ARTICLE – Childhood obesity: The Singapore fat camps where children are shamed for being overweight

For those unfamiliar, Singapore is currently leading the world in education assessment scores or PISA scores, where the country rates as number one in the world with regard to literacy and numeracy (see: http://www.oecd.org/pisa/). At the same time, Singapore has no resources other than its people. It uses conscription or the draft as a basis to the armed forces and enforces a very different penal system to Australia. Yet, Singapore has also successfully reduced the prevalence of obesity.

Do I agree with the Singapore approach?

My answer is no because research tells us that a single approach does not support lifelong behaviour change and from a social justice perspective, I would not support singling children out because they are overweight. My preference is toward a multi-pronged approach, similar to that used to combat tobacco smoking in the 1908s such as enabling a sugar tax and imposing tariffs, developing new laws, furthering education, exploring codes of conduct and practices, policy development and the like. Additionally, I support more research to help us understand what physical activities children prefer and why.

There is no doubt that it is difficult for teachers and educators to decipher the impact of recent report findings. For example, one recent report indicated that childhood activity was on the rise with swimming identified as the most popular activity in Australia. Another report found that children in early childhood are not active enough.

So what to do?

As a proactive and responsive profession let’s keep reviewing our approach to curriculum planning by exploring the myriad of ways in which children and young people like to move and be active. Think outside the box, perhaps ask your students and try not to be hammed into a thematic approach that discounts students’ preferences. At the end of the day, supporting lifelong activity is a goal that may require creating opportunities for your students to be exposed to lots of different activities to help them find that one activity they really love.
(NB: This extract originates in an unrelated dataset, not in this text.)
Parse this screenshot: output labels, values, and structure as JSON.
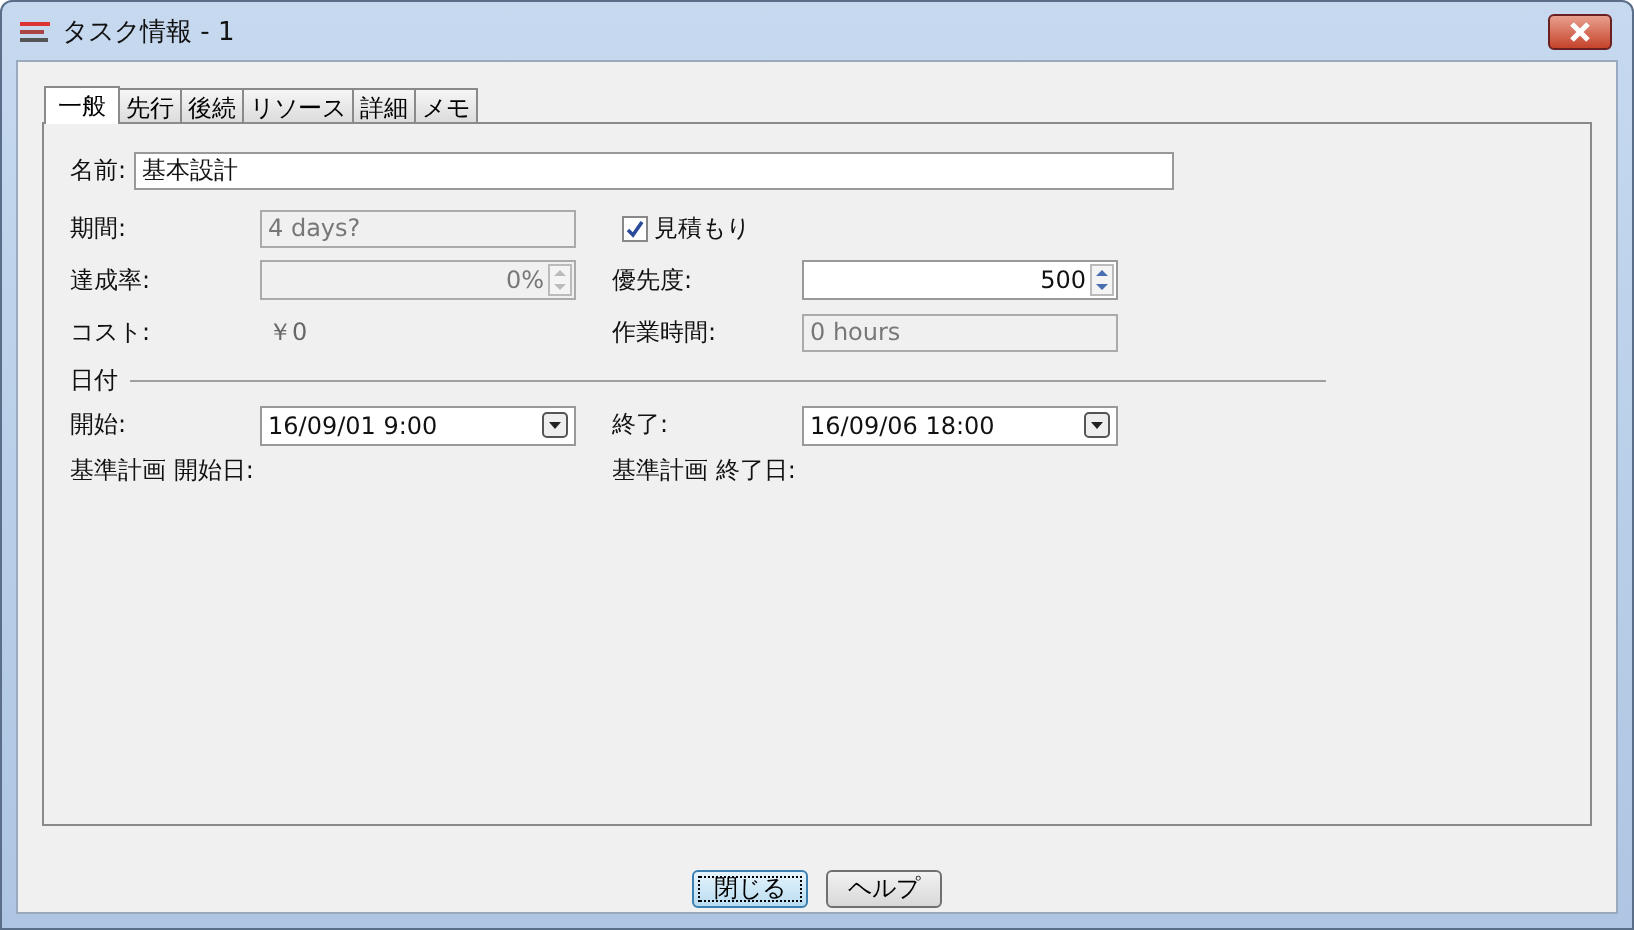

Some reports and recent studies to look at:
Two thirds of young children do not get enough physical activity
Australia’s Physical Activity and Sedentary Behaviour Guidelines
Physical literacy: Do our kids have the tools?
Active living for all 2017-2019